◆ PROBLEM DETAILS: From the first line to the last, give the records again exactly and skip the pictures.
━━━━━━━━━━━━━━━━
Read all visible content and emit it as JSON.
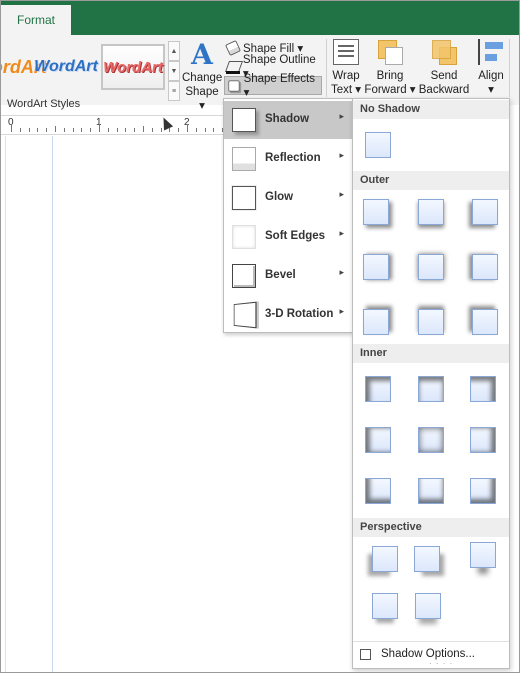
{
  "tabs": {
    "format": "Format"
  },
  "wordart": {
    "items": [
      "WordArt",
      "WordArt",
      "WordArt"
    ],
    "group_label": "WordArt Styles"
  },
  "change_shape": {
    "icon_glyph": "A",
    "line1": "Change",
    "line2": "Shape ▾"
  },
  "shape_format": {
    "fill_label": "Shape Fill ▾",
    "outline_label": "Shape Outline ▾",
    "effects_label": "Shape Effects ▾"
  },
  "arrange": {
    "wrap": {
      "line1": "Wrap",
      "line2": "Text ▾"
    },
    "bring": {
      "line1": "Bring",
      "line2": "Forward ▾"
    },
    "send": {
      "line1": "Send",
      "line2": "Backward ▾"
    },
    "align": {
      "line1": "Align",
      "line2": "▾"
    }
  },
  "ruler": {
    "labels": [
      "0",
      "1",
      "2"
    ]
  },
  "effects_menu": {
    "items": [
      {
        "label": "Shadow",
        "icon": "shadow-icon"
      },
      {
        "label": "Reflection",
        "icon": "reflection-icon"
      },
      {
        "label": "Glow",
        "icon": "glow-icon"
      },
      {
        "label": "Soft Edges",
        "icon": "soft-edges-icon"
      },
      {
        "label": "Bevel",
        "icon": "bevel-icon"
      },
      {
        "label": "3-D Rotation",
        "icon": "3d-rotation-icon"
      }
    ],
    "active_index": 0,
    "submenu_arrow": "▸"
  },
  "shadow_gallery": {
    "sections": {
      "no_shadow": "No Shadow",
      "outer": "Outer",
      "inner": "Inner",
      "perspective": "Perspective"
    },
    "options_label": "Shadow Options...",
    "grip": "· · · ·"
  },
  "colors": {
    "title_bar": "#217346",
    "ribbon_bg": "#f3f3f3",
    "accent_blue": "#2e74c7",
    "menu_active": "#c8c8c8",
    "section_bg": "#eeeeee",
    "thumb_border": "#8aa7d6"
  }
}
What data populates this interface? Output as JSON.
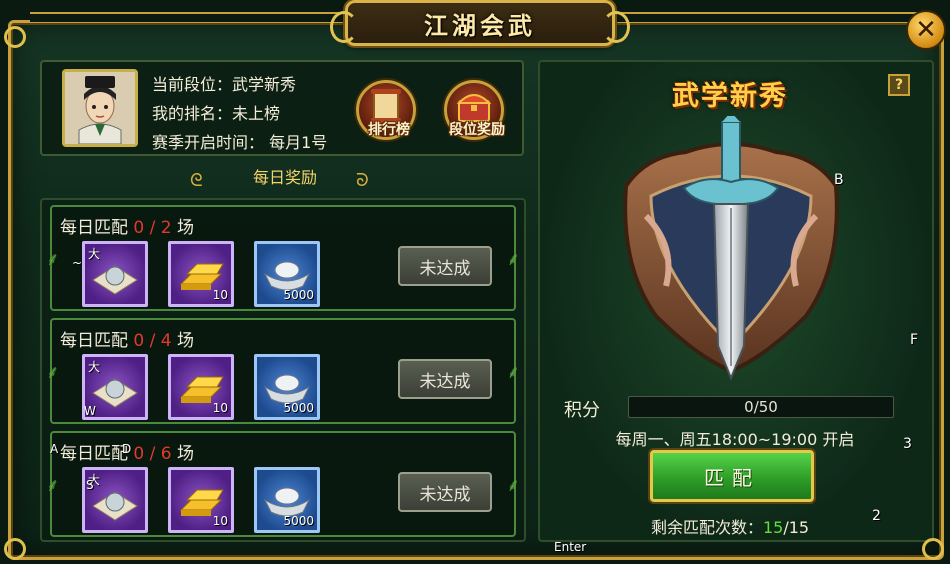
{
  "window": {
    "title": "江湖会武",
    "close_icon": "close-icon"
  },
  "profile": {
    "rank_line": "当前段位：武学新秀",
    "my_rank_line": "我的排名：未上榜",
    "season_line": "赛季开启时间： 每月1号",
    "buttons": [
      {
        "label": "排行榜",
        "icon": "scroll-icon"
      },
      {
        "label": "段位奖励",
        "icon": "treasure-chest-icon"
      }
    ]
  },
  "daily": {
    "title": "每日奖励",
    "rows": [
      {
        "label": "每日匹配",
        "done": "0",
        "sep": "/",
        "total": "2",
        "unit": "场",
        "items": [
          {
            "icon": "pearl-item-icon",
            "tag": "大",
            "qty": ""
          },
          {
            "icon": "gold-ingot-icon",
            "tag": "",
            "qty": "10"
          },
          {
            "icon": "silver-ingot-icon",
            "tag": "",
            "qty": "5000"
          }
        ],
        "status": "未达成"
      },
      {
        "label": "每日匹配",
        "done": "0",
        "sep": "/",
        "total": "4",
        "unit": "场",
        "items": [
          {
            "icon": "pearl-item-icon",
            "tag": "大",
            "qty": ""
          },
          {
            "icon": "gold-ingot-icon",
            "tag": "",
            "qty": "10"
          },
          {
            "icon": "silver-ingot-icon",
            "tag": "",
            "qty": "5000"
          }
        ],
        "status": "未达成"
      },
      {
        "label": "每日匹配",
        "done": "0",
        "sep": "/",
        "total": "6",
        "unit": "场",
        "items": [
          {
            "icon": "pearl-item-icon",
            "tag": "大",
            "qty": ""
          },
          {
            "icon": "gold-ingot-icon",
            "tag": "",
            "qty": "10"
          },
          {
            "icon": "silver-ingot-icon",
            "tag": "",
            "qty": "5000"
          }
        ],
        "status": "未达成"
      }
    ]
  },
  "rank_panel": {
    "rank_name": "武学新秀",
    "help": "?",
    "emblem_icon": "sword-shield-emblem-icon",
    "score_label": "积分",
    "score_text": "0/50",
    "score_fraction": 0,
    "schedule": "每周一、周五18:00~19:00  开启",
    "match_label": "匹配",
    "remaining_label": "剩余匹配次数：",
    "remaining_num": "15",
    "remaining_total": "/15"
  },
  "overlay_keys": {
    "b": "B",
    "f": "F",
    "three": "3",
    "two": "2",
    "enter": "Enter",
    "w": "W",
    "a": "A",
    "s": "S",
    "d": "D",
    "tilde": "~"
  },
  "colors": {
    "frame_gold": "#c9a13a",
    "count_red": "#e23a2a",
    "remaining_green": "#5fe03a",
    "match_green": "#3bb82f"
  }
}
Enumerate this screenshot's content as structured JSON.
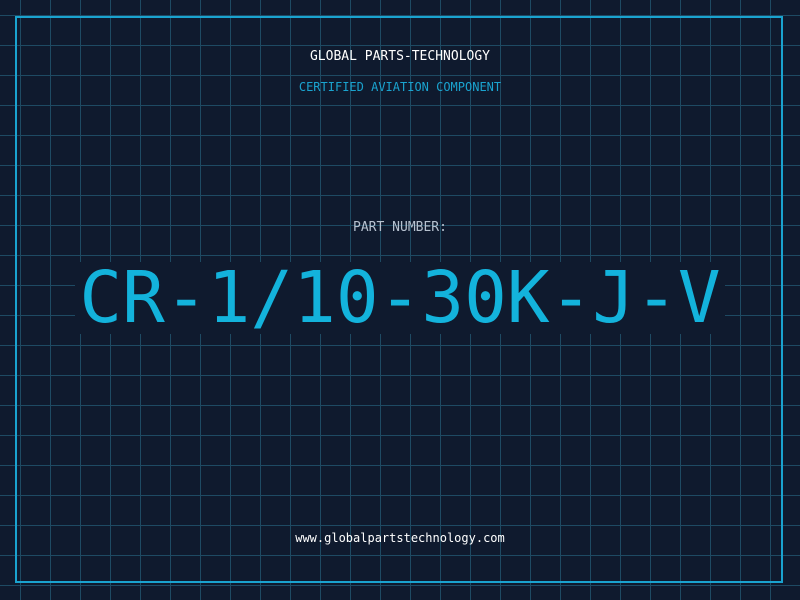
{
  "header": {
    "company": "GLOBAL PARTS-TECHNOLOGY",
    "subtitle": "CERTIFIED AVIATION COMPONENT"
  },
  "main": {
    "part_label": "PART NUMBER:",
    "part_number": "CR-1/10-30K-J-V"
  },
  "footer": {
    "website": "www.globalpartstechnology.com"
  },
  "colors": {
    "background": "#0f1a2e",
    "grid": "#1e4a63",
    "accent": "#13b3dc",
    "text": "#ffffff"
  }
}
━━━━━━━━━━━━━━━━
◆ SOLUTION FOR THIS EXERCISE:
Read all visible content and emit it as JSON.
{
  "tabs": {
    "format": "Format"
  },
  "wordart": {
    "items": [
      "WordArt",
      "WordArt",
      "WordArt"
    ],
    "group_label": "WordArt Styles"
  },
  "change_shape": {
    "icon_glyph": "A",
    "line1": "Change",
    "line2": "Shape ▾"
  },
  "shape_format": {
    "fill_label": "Shape Fill ▾",
    "outline_label": "Shape Outline ▾",
    "effects_label": "Shape Effects ▾"
  },
  "arrange": {
    "wrap": {
      "line1": "Wrap",
      "line2": "Text ▾"
    },
    "bring": {
      "line1": "Bring",
      "line2": "Forward ▾"
    },
    "send": {
      "line1": "Send",
      "line2": "Backward ▾"
    },
    "align": {
      "line1": "Align",
      "line2": "▾"
    }
  },
  "ruler": {
    "labels": [
      "0",
      "1",
      "2"
    ]
  },
  "effects_menu": {
    "items": [
      {
        "label": "Shadow",
        "icon": "shadow-icon"
      },
      {
        "label": "Reflection",
        "icon": "reflection-icon"
      },
      {
        "label": "Glow",
        "icon": "glow-icon"
      },
      {
        "label": "Soft Edges",
        "icon": "soft-edges-icon"
      },
      {
        "label": "Bevel",
        "icon": "bevel-icon"
      },
      {
        "label": "3-D Rotation",
        "icon": "3d-rotation-icon"
      }
    ],
    "active_index": 0,
    "submenu_arrow": "▸"
  },
  "shadow_gallery": {
    "sections": {
      "no_shadow": "No Shadow",
      "outer": "Outer",
      "inner": "Inner",
      "perspective": "Perspective"
    },
    "options_label": "Shadow Options...",
    "grip": "· · · ·"
  },
  "colors": {
    "title_bar": "#217346",
    "ribbon_bg": "#f3f3f3",
    "accent_blue": "#2e74c7",
    "menu_active": "#c8c8c8",
    "section_bg": "#eeeeee",
    "thumb_border": "#8aa7d6"
  }
}
What data populates this interface? Output as JSON.
{
  "window": {
    "title": "江湖会武",
    "close_icon": "close-icon"
  },
  "profile": {
    "rank_line": "当前段位：武学新秀",
    "my_rank_line": "我的排名：未上榜",
    "season_line": "赛季开启时间： 每月1号",
    "buttons": [
      {
        "label": "排行榜",
        "icon": "scroll-icon"
      },
      {
        "label": "段位奖励",
        "icon": "treasure-chest-icon"
      }
    ]
  },
  "daily": {
    "title": "每日奖励",
    "rows": [
      {
        "label": "每日匹配",
        "done": "0",
        "sep": "/",
        "total": "2",
        "unit": "场",
        "items": [
          {
            "icon": "pearl-item-icon",
            "tag": "大",
            "qty": ""
          },
          {
            "icon": "gold-ingot-icon",
            "tag": "",
            "qty": "10"
          },
          {
            "icon": "silver-ingot-icon",
            "tag": "",
            "qty": "5000"
          }
        ],
        "status": "未达成"
      },
      {
        "label": "每日匹配",
        "done": "0",
        "sep": "/",
        "total": "4",
        "unit": "场",
        "items": [
          {
            "icon": "pearl-item-icon",
            "tag": "大",
            "qty": ""
          },
          {
            "icon": "gold-ingot-icon",
            "tag": "",
            "qty": "10"
          },
          {
            "icon": "silver-ingot-icon",
            "tag": "",
            "qty": "5000"
          }
        ],
        "status": "未达成"
      },
      {
        "label": "每日匹配",
        "done": "0",
        "sep": "/",
        "total": "6",
        "unit": "场",
        "items": [
          {
            "icon": "pearl-item-icon",
            "tag": "大",
            "qty": ""
          },
          {
            "icon": "gold-ingot-icon",
            "tag": "",
            "qty": "10"
          },
          {
            "icon": "silver-ingot-icon",
            "tag": "",
            "qty": "5000"
          }
        ],
        "status": "未达成"
      }
    ]
  },
  "rank_panel": {
    "rank_name": "武学新秀",
    "help": "?",
    "emblem_icon": "sword-shield-emblem-icon",
    "score_label": "积分",
    "score_text": "0/50",
    "score_fraction": 0,
    "schedule": "每周一、周五18:00~19:00  开启",
    "match_label": "匹配",
    "remaining_label": "剩余匹配次数：",
    "remaining_num": "15",
    "remaining_total": "/15"
  },
  "overlay_keys": {
    "b": "B",
    "f": "F",
    "three": "3",
    "two": "2",
    "enter": "Enter",
    "w": "W",
    "a": "A",
    "s": "S",
    "d": "D",
    "tilde": "~"
  },
  "colors": {
    "frame_gold": "#c9a13a",
    "count_red": "#e23a2a",
    "remaining_green": "#5fe03a",
    "match_green": "#3bb82f"
  }
}
Enumerate this screenshot's content as structured JSON.
{
  "header": {
    "company": "GLOBAL PARTS-TECHNOLOGY",
    "subtitle": "CERTIFIED AVIATION COMPONENT"
  },
  "main": {
    "part_label": "PART NUMBER:",
    "part_number": "CR-1/10-30K-J-V"
  },
  "footer": {
    "website": "www.globalpartstechnology.com"
  },
  "colors": {
    "background": "#0f1a2e",
    "grid": "#1e4a63",
    "accent": "#13b3dc",
    "text": "#ffffff"
  }
}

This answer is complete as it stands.